The Czech Republic represents a great deal of the market for borrowers on VIAINVEST. The economics of the country are important to us to see that the environment remains healthy for borrowing and that Czech borrowers can maintain their high repayment rate over time.
EU in 2016
The overall EU trends for growth matter to us not just for the Czech Republic, but also for Spain where our second loan originator operates. The growth of the entire region’s economies puts the 2 economies of our borrower countries in good shape to borrow and repay our loans.
Here are some more details on the economy of large borrower market, the Czech Republic.
The Czech Republic in 2016
The Organization for Economic Cooperation & Development (OECD) predicts stable economic growth in 2017 and 2018. Focus Economics reports (see table below) a record low unemployment rate of 6.5% in 2015 and a lower rate for 2016 in the Czech Republic. The unemployment rate is especially important for our investors as one of the top indicators of being able to repay a short term loan is having and keeping a job.
Commerzbank reports that Czech Republic growth in 2016 was 2.3%, just below expectations for the year, however, the Czechs fared better than the rest of its EU member states at 1.7%.
Accounting and consulting firm Deloitte projects 2.5% growth in 2016 and 2.2% growth each year from 2017 – 2021 in the country.
The consensus is the Czech Republic is growing at a healthy rate and at a rate that is faster than other EU countries.
Some Other Czech Economic Stats
There are some other important statistics and multi-year trends where we can examine the health of the Czech economy from this table below. Note that all the 2016 year end numbers are not available yet to update the table but the trends are clear.
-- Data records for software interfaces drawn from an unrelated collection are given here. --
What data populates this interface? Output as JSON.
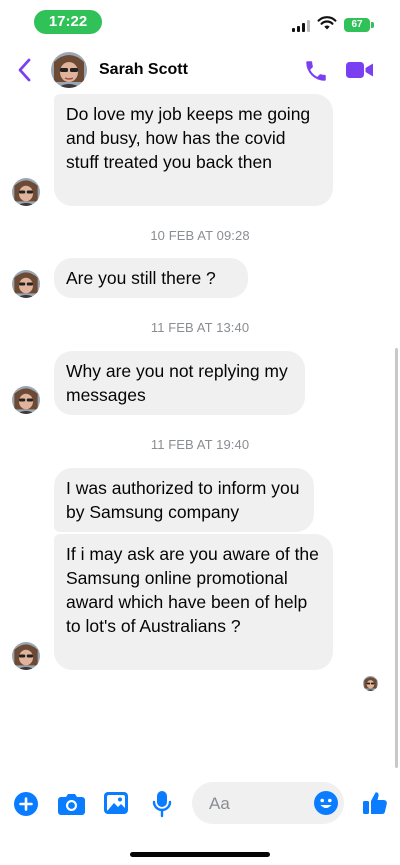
{
  "status_bar": {
    "time": "17:22",
    "battery": "67"
  },
  "header": {
    "contact_name": "Sarah Scott"
  },
  "messages": [
    {
      "text": "Do love my job keeps me going and busy, how has the covid stuff treated you back then"
    },
    {
      "timestamp": "10 FEB AT 09:28"
    },
    {
      "text": "Are you still there ?"
    },
    {
      "timestamp": "11 FEB AT 13:40"
    },
    {
      "text": "Why are you not replying my messages"
    },
    {
      "timestamp": "11 FEB AT 19:40"
    },
    {
      "text": "I was authorized to inform you by Samsung company"
    },
    {
      "text": "If i may ask are you aware of the Samsung online promotional award which have been of help to lot's of Australians ?"
    }
  ],
  "composer": {
    "placeholder": "Aa"
  },
  "colors": {
    "accent": "#7b3ff2",
    "messenger_blue": "#0a7cff",
    "bubble_gray": "#f0f0f0",
    "timestamp_gray": "#8a8d91",
    "status_green": "#30c159"
  },
  "icons": [
    "back-chevron-icon",
    "phone-icon",
    "video-camera-icon",
    "plus-icon",
    "camera-icon",
    "image-icon",
    "microphone-icon",
    "emoji-icon",
    "thumbs-up-icon"
  ]
}
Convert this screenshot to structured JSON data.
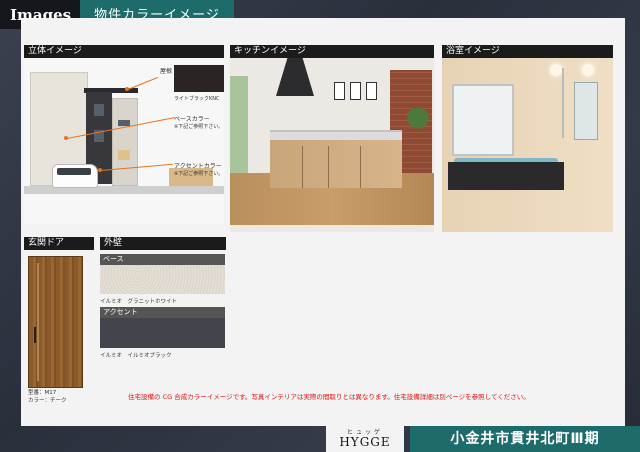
{
  "header": {
    "images_label": "Images",
    "section_title": "物件カラーイメージ"
  },
  "exterior": {
    "label": "立体イメージ",
    "callouts": {
      "roof": "屋根",
      "roof_color": "ライトブラックKNC",
      "base": "ベースカラー",
      "base_note": "※下記ご参照下さい。",
      "accent": "アクセントカラー",
      "accent_note": "※下記ご参照下さい。"
    }
  },
  "kitchen": {
    "label": "キッチンイメージ"
  },
  "bath": {
    "label": "浴室イメージ"
  },
  "door": {
    "label": "玄関ドア",
    "model": "型番：M17",
    "color": "カラー：チーク"
  },
  "wall": {
    "label": "外壁",
    "base_label": "ベース",
    "base_caption": "イルミオ　グラニットホワイト",
    "accent_label": "アクセント",
    "accent_caption": "イルミオ　イルミオブラック"
  },
  "note": "住宅設備の CG 合成カラーイメージです。写真インテリアは実際の間取りとは異なります。住宅設備詳細は別ページを参照してください。",
  "brand": {
    "ruby": "ヒュッゲ",
    "name": "HYGGE"
  },
  "project_title": "小金井市貫井北町Ⅲ期",
  "colors": {
    "teal": "#1d6b6b",
    "accent_orange": "#e8731e",
    "note_red": "#dd1111"
  }
}
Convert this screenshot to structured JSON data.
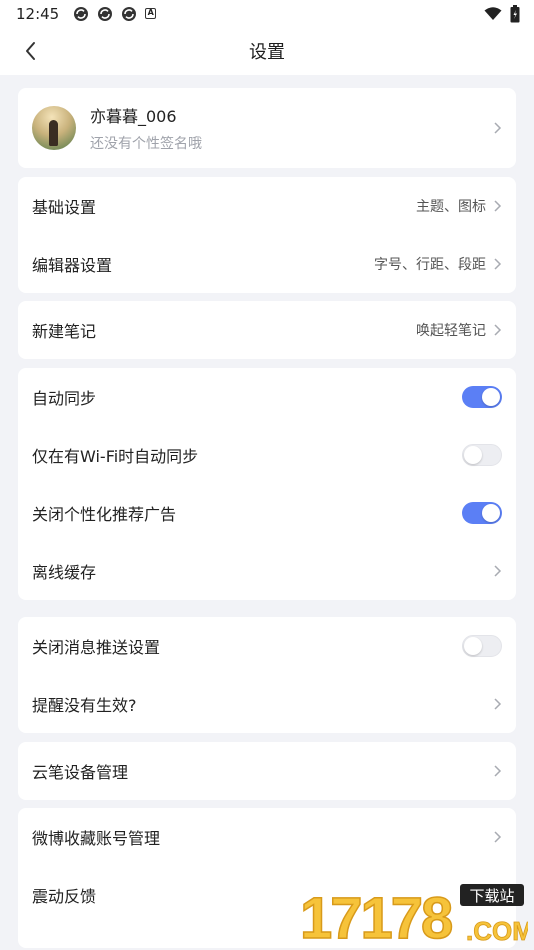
{
  "status_bar": {
    "time": "12:45",
    "icons": [
      "sync-icon",
      "sync-icon",
      "sync-icon",
      "a-icon"
    ],
    "right_icons": [
      "wifi-icon",
      "battery-icon"
    ]
  },
  "header": {
    "title": "设置"
  },
  "profile": {
    "name": "亦暮暮_006",
    "signature": "还没有个性签名哦"
  },
  "basic": {
    "basic_label": "基础设置",
    "basic_value": "主题、图标",
    "editor_label": "编辑器设置",
    "editor_value": "字号、行距、段距"
  },
  "new_note": {
    "label": "新建笔记",
    "value": "唤起轻笔记"
  },
  "sync": {
    "auto_sync_label": "自动同步",
    "auto_sync_on": true,
    "wifi_sync_label": "仅在有Wi-Fi时自动同步",
    "wifi_sync_on": false,
    "ads_label": "关闭个性化推荐广告",
    "ads_on": true,
    "offline_label": "离线缓存"
  },
  "push": {
    "close_push_label": "关闭消息推送设置",
    "close_push_on": false,
    "reminder_label": "提醒没有生效?"
  },
  "pen": {
    "label": "云笔设备管理"
  },
  "misc": {
    "weibo_label": "微博收藏账号管理",
    "vibration_label": "震动反馈",
    "vibration_on": true
  },
  "watermark": {
    "text": "17178",
    "badge": "下载站",
    "domain": ".COM"
  },
  "colors": {
    "accent": "#5b7ff5",
    "background": "#f2f3f7",
    "card": "#ffffff"
  }
}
GDP. Starting in 2014 and through this year GDP per capita keeps growing and will hit a record for 2016. More and more economic activity in the country is good for them and good for us as investors.
Inflation. Inflation is at very small manageable levels and production costs as measured by PPI (last line on the chart) are in a downtrend so costs to produce goods and services are dropping. Lower PPI means the potential for greater profitability for more industries in the country. PPI stands for Production Price Index.
Government Debt Level. Government debt levels (see Public Debt) are dropping from a high of 45.1% of GDP in 2013 down to 41.1% in 2015 and looks to continue dropping in 2016 even though the 2016 numbers are official yet.
Unemployment Rate. The unemployment rate is dropping and was 6.5% in 2015 and looks lower for 2016. This along with a 4% average wage growth is a recipe for solid economic performance. The Eurozone unemployment rate overall is at a historic low of 9.6% so the Czech Republic is doing very well in this category compared to its EU peers.
Governmental Monetary Policy. Governments can work to help control inflation, interest rates and the value of their currency. Sometimes they do a good job and sometimes they do terribly. The Czech Central Bank, known as the CNB, is keeping interest rates down and trying to keep inflation at a low and controllable 2% per year.
The Czech Republic is currently a huge market for borrowers. All of the major signs economic growth like GDP growth, low unemployment, control of inflation, lowering production costs, and controlled levels of government debt are in view here. A healthy active Czech economy means the macroeconomic tools are in place to help enable our borrowers to continue to repay their loans.